(Credit: Derek Fung)
Each time we go shutter-happy, we're reminded of digital photography's beautiful myth. Yes, fancy cameras and impressive megapixel counts can deliver brilliant photos far above the usual point-and-shoot quality, but then there's that time-consuming task of cropping, editing, captioning, and distributing the sprawling photo collection.
Don't be put off by the time and effort it takes to process a large batch of photos — here's a step-by-step guide to help you share your photos with friends and family.
Step 1: Image editing
Many digital cameras come with some basic photo editing software for getting photos from your camera to your computer, plus a couple of extra tools like the ability to resize and remove red-eye. They're not always the most effective, but work well enough for the average user posting to a Web album.
If you're willing to invest a bit more time and money though, you'll be rewarded. For AU$245, Photoshop Elements impresses as an all-around editor with a features arcade and powerful editing tools.
For those who are a little more stingy, never fear — there are plenty of free image editing tools available. Below are a couple of our favourites.
- Paint.NET is a robust, consistent achiever in freeware photo editing. Though it supports layering and blend modes, bear in mind that it's intended for personal rather than professional use.
- FastStone does a first-rate job with essential tools for resizing and filters, great for simple edits.
- GIMP is another good editor that can perform many tasks like retouching, across a wide number of platforms including Windows, Linux and Mac.
- IrfanView is a stalwart of the free image editing scene, available as a download for Windows. Though the interface isn't as pretty as some of the other options listed here, it's incredibly fast and does a good job of batch-processing tasks, like resizing a bunch of photos in one go.
Step 2: Organising and sharing photos
Windows Vista has an inbuilt photo gallery that displays image thumbnails in its default view, making files easier to identify; however, Windows 2000 and XP users can achieve the same effect, and arguably a better one, with the programs listed below.
Picasa in action.
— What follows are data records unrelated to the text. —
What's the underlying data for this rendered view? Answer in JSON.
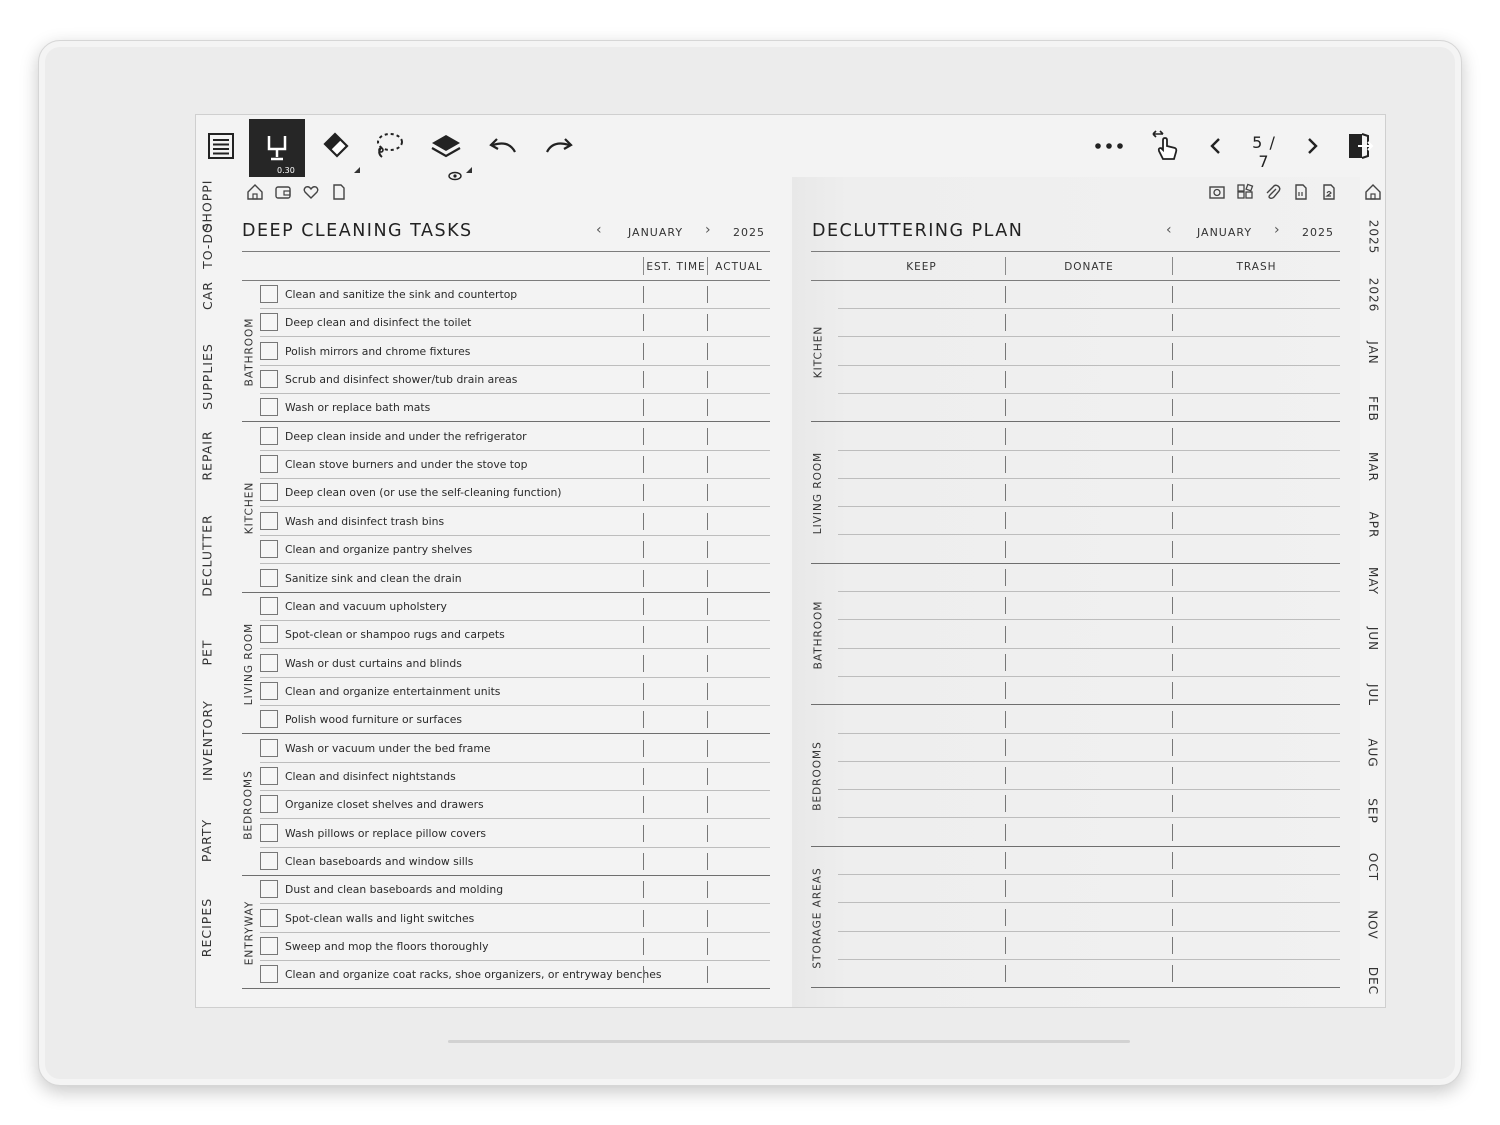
{
  "toolbar": {
    "pen_size": "0.30",
    "page_indicator": "5 / 7"
  },
  "left_tabs": [
    "TO-DO",
    "SHOPPI",
    "CAR",
    "SUPPLIES",
    "REPAIR",
    "DECLUTTER",
    "PET",
    "INVENTORY",
    "PARTY",
    "RECIPES"
  ],
  "right_tabs": [
    "2025",
    "2026",
    "JAN",
    "FEB",
    "MAR",
    "APR",
    "MAY",
    "JUN",
    "JUL",
    "AUG",
    "SEP",
    "OCT",
    "NOV",
    "DEC"
  ],
  "deep_cleaning": {
    "title": "DEEP CLEANING TASKS",
    "month": "JANUARY",
    "year": "2025",
    "col_est": "EST. TIME",
    "col_actual": "ACTUAL",
    "groups": [
      {
        "name": "BATHROOM",
        "tasks": [
          "Clean and sanitize the sink and countertop",
          "Deep clean and disinfect the toilet",
          "Polish mirrors and chrome fixtures",
          "Scrub and disinfect shower/tub drain areas",
          "Wash or replace bath mats"
        ]
      },
      {
        "name": "KITCHEN",
        "tasks": [
          "Deep clean inside and under the refrigerator",
          "Clean stove burners and under the stove top",
          "Deep clean oven (or use the self-cleaning function)",
          "Wash and disinfect trash bins",
          "Clean and organize pantry shelves",
          "Sanitize sink and clean the drain"
        ]
      },
      {
        "name": "LIVING ROOM",
        "tasks": [
          "Clean and vacuum upholstery",
          "Spot-clean or shampoo rugs and carpets",
          "Wash or dust curtains and blinds",
          "Clean and organize entertainment units",
          "Polish wood furniture or surfaces"
        ]
      },
      {
        "name": "BEDROOMS",
        "tasks": [
          "Wash or vacuum under the bed frame",
          "Clean and disinfect nightstands",
          "Organize closet shelves and drawers",
          "Wash pillows or replace pillow covers",
          "Clean baseboards and window sills"
        ]
      },
      {
        "name": "ENTRYWAY",
        "tasks": [
          "Dust and clean baseboards and molding",
          "Spot-clean walls and light switches",
          "Sweep and mop the floors thoroughly",
          "Clean and organize coat racks, shoe organizers, or entryway benches"
        ]
      }
    ]
  },
  "decluttering": {
    "title": "DECLUTTERING PLAN",
    "month": "JANUARY",
    "year": "2025",
    "col_keep": "KEEP",
    "col_donate": "DONATE",
    "col_trash": "TRASH",
    "sections": [
      "KITCHEN",
      "LIVING ROOM",
      "BATHROOM",
      "BEDROOMS",
      "STORAGE AREAS"
    ]
  }
}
Picasa, Google's free photo software, is a full-service image manager (for Windows and Linux only, but there is a Mac uploader for Picasa Web Albums) that makes finding and sharing photos painless. Picasa optimises photos for export via e-mail, uploading to a Picasa Web album, posting to Blogger, and rolling a geotagged image into Google Earth.
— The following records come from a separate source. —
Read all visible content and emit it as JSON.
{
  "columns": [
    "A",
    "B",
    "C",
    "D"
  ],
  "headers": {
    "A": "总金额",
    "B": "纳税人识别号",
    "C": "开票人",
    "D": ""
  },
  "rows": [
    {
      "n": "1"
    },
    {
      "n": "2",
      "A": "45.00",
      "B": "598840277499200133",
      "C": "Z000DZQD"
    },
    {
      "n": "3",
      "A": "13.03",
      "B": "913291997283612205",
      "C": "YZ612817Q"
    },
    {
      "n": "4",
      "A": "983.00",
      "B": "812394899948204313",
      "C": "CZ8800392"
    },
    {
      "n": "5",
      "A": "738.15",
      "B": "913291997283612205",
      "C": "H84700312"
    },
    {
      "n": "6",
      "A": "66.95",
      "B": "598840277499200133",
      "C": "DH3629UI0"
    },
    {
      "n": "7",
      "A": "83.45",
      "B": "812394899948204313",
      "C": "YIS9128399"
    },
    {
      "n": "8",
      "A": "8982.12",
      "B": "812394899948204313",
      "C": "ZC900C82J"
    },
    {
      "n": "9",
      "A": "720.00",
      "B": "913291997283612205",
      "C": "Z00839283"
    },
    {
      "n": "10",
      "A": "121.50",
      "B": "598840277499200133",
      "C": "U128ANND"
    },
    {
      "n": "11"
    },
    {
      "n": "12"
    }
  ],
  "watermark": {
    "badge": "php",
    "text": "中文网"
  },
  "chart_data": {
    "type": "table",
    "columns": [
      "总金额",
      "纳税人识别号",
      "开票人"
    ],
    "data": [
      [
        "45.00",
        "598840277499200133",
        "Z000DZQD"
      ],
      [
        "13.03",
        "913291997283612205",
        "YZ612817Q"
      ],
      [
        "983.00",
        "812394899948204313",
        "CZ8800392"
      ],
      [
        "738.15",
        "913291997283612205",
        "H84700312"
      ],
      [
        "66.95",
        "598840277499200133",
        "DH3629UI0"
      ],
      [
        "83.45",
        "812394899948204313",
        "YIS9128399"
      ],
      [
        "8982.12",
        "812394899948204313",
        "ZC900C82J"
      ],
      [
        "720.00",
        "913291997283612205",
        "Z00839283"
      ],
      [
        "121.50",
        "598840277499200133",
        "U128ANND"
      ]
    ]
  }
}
Webshots Desktop similarly organises with an intent to upload, but situates itself as a desktop manager that allows shutterbugs to drag and drop photos to their online Webshots account.
Flickr is Yahoo's photo sharing service. With the standard free account, users can upload 100MB of photos per month via the web interface, email or mobile phone. You can organise photos into sets, tag images and let friends and family see your shots by sharing the URL to your Flickr account. Pro users (for US$24.95 per year) have unlimited uploads and additional photo editing tools.
Step 3: Printing and storing photos
While it's great to be able to share photos instantly with friends and family using the above tools, sometimes it's nice to have a physical reminder of your holiday memories. There are a number of ways to do this — either by purchasing a dedicated photo printer or multifunction printer with photo capabilities, take a memory card full of images to your local photo store or photo kiosk, or use an online printing service like Snapfish.
Dedicated photo printers have the advantage of being more compact than their multifunction counterparts and are often easier to use because they don't have to be connected to a computer. Multifunction printers by their nature perform several tasks and most have the ability to produce photo prints as well, though they are generally more cumbersome and often don't produce as good pictures as a dedicated photo printer of the same price.
Online photo printing services allow you to upload a number of images and select print sizes, paper finishes and options like collating your prints in a photo book, all delivered to your door. Some services like Fujicolor even allow you to pick up your prints at participating photo stores.